--- DATA SUPPLIED Enclosed Below ---
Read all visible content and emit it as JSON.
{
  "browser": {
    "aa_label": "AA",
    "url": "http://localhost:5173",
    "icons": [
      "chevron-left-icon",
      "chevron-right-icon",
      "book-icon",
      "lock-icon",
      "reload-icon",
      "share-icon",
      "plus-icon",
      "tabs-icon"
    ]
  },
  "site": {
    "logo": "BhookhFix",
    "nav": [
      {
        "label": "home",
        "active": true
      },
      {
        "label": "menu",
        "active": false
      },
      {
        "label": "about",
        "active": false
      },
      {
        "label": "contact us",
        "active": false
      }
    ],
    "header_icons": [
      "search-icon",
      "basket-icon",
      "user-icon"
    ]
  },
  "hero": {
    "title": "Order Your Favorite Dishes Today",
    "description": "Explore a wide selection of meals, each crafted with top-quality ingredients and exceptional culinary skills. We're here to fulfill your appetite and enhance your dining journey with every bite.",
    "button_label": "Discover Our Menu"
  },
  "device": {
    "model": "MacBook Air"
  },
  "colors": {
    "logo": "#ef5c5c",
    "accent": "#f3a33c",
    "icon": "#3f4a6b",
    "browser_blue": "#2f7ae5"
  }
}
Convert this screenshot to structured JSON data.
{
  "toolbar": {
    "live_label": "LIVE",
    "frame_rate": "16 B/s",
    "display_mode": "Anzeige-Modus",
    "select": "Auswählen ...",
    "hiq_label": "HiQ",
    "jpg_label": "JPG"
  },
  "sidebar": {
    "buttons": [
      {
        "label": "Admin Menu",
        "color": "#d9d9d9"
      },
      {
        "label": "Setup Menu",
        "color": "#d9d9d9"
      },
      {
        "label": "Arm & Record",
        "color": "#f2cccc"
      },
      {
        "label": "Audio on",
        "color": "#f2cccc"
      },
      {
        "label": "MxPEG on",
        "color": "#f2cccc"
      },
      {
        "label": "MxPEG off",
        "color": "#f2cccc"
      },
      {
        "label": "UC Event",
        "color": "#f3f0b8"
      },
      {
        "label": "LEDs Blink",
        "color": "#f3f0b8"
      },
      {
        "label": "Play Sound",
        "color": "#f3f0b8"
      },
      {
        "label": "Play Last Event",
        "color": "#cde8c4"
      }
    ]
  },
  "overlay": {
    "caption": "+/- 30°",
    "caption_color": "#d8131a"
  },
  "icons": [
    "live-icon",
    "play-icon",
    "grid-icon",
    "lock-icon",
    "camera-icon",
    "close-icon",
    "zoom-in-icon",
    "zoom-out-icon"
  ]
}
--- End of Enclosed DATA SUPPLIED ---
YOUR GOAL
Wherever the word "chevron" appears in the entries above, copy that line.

TASK SOLUTION
      "chevron-left-icon",
      "chevron-right-icon",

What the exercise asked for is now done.